------ EXTRACTED DATA

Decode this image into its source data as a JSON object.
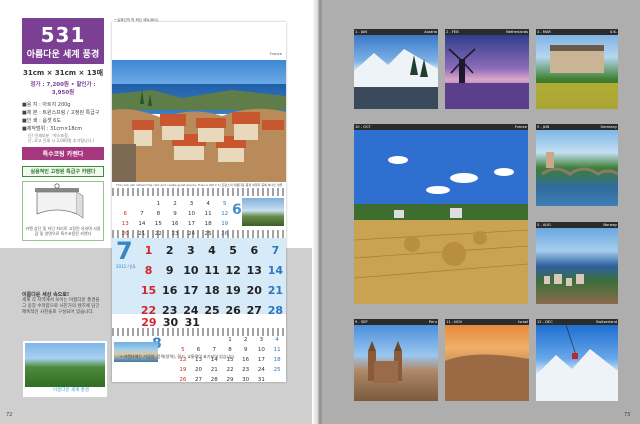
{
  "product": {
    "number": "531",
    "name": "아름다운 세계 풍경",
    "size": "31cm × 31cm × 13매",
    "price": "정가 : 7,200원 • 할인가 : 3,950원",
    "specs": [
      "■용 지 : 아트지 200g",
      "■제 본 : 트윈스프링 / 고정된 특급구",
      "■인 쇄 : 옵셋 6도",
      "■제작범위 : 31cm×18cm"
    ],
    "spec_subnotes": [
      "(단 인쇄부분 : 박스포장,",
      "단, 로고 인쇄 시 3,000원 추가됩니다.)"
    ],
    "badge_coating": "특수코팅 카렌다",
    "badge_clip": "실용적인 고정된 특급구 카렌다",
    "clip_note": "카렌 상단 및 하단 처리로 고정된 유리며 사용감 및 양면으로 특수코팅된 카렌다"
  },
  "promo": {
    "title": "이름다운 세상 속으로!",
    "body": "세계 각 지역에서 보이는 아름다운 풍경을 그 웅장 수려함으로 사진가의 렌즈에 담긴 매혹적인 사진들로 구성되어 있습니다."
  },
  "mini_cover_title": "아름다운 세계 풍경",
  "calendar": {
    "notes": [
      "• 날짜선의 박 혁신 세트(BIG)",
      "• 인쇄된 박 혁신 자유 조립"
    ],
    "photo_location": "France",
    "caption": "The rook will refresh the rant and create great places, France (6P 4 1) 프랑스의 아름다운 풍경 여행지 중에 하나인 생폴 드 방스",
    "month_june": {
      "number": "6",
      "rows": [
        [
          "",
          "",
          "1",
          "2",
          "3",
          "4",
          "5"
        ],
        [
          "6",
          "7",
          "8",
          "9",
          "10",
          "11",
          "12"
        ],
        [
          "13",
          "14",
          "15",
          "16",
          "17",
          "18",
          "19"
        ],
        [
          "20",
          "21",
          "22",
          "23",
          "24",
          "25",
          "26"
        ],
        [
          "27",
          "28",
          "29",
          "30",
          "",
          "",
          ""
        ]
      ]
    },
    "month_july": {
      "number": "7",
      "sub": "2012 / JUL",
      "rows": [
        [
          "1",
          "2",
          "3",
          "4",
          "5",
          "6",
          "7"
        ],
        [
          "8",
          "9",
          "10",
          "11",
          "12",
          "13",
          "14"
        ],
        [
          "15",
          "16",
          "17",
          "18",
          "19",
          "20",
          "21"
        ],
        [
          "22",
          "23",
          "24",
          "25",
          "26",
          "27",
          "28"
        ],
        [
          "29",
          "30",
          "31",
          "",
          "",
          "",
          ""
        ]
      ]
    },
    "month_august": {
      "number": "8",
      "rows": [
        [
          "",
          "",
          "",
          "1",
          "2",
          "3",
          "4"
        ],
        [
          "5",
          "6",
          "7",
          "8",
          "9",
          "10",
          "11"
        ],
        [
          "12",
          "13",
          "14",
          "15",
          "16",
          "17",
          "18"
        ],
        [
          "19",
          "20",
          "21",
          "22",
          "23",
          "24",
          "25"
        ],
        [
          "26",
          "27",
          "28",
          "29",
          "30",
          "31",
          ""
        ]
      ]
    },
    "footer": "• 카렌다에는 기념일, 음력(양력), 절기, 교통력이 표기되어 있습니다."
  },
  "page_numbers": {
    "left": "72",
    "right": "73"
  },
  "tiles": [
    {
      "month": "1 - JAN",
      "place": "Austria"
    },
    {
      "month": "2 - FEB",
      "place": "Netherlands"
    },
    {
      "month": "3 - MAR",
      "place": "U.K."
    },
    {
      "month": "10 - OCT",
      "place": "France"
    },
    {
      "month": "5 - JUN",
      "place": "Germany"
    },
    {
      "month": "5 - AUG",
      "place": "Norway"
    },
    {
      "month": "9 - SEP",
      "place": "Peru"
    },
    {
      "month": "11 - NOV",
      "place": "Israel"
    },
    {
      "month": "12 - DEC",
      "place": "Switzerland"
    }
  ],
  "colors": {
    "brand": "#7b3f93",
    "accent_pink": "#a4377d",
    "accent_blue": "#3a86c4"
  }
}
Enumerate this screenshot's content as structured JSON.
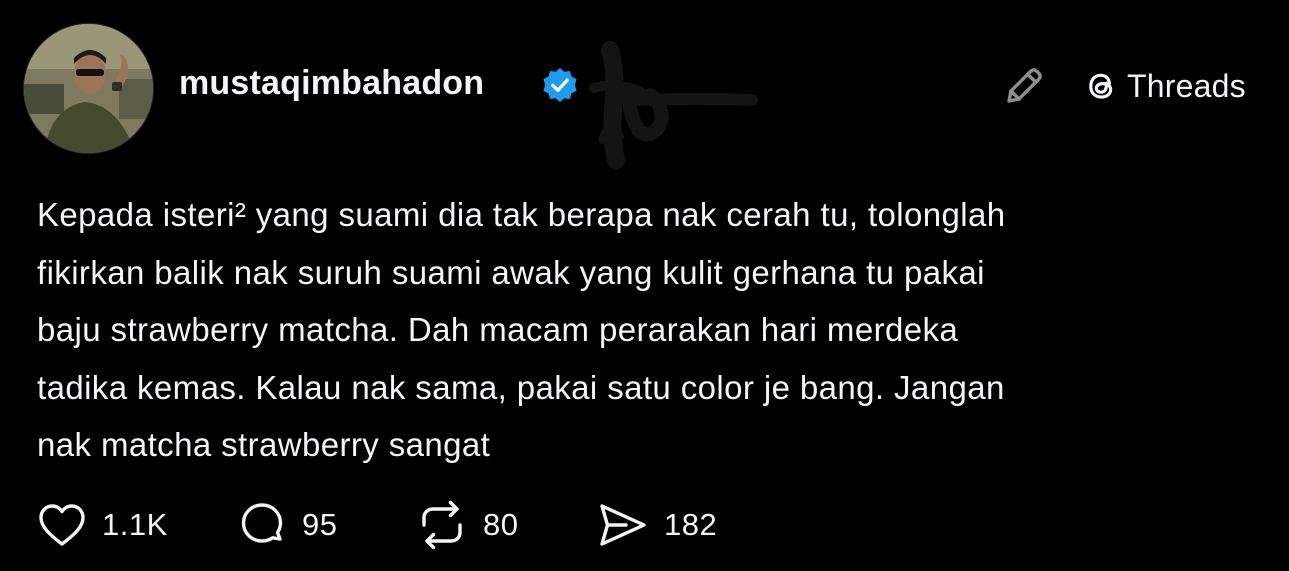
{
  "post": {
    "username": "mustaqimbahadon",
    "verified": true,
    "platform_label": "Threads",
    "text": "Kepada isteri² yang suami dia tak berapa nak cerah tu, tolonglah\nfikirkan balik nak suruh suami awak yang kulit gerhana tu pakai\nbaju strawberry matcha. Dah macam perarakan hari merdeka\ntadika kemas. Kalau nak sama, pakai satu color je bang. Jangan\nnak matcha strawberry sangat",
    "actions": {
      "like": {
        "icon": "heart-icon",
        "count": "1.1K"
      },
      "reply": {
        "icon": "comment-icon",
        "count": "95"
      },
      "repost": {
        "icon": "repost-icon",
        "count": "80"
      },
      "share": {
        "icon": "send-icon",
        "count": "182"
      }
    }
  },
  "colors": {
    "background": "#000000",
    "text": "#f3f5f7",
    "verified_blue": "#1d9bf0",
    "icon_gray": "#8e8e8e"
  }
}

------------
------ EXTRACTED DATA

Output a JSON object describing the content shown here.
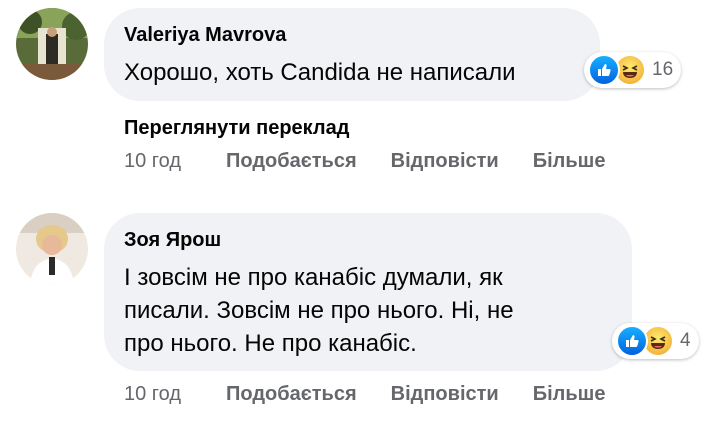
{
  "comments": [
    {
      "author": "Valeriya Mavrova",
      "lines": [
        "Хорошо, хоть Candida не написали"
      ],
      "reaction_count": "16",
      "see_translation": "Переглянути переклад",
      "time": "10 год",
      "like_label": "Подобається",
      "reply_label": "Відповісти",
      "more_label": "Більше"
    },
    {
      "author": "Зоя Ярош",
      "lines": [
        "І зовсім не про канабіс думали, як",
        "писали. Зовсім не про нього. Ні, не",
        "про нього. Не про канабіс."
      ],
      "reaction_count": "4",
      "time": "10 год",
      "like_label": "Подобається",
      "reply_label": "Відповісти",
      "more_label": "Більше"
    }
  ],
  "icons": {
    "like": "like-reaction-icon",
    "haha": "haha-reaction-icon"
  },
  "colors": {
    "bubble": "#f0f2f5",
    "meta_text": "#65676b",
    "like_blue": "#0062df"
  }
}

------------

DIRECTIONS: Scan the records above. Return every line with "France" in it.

RESULT OF THIS TASK:
    "photo_location": "France",
    "caption": "The rook will refresh the rant and create great places, France (6P 4 1) 프랑스의 아름다운 풍경 여행지 중에 하나인 생폴 드 방스",
      "place": "France"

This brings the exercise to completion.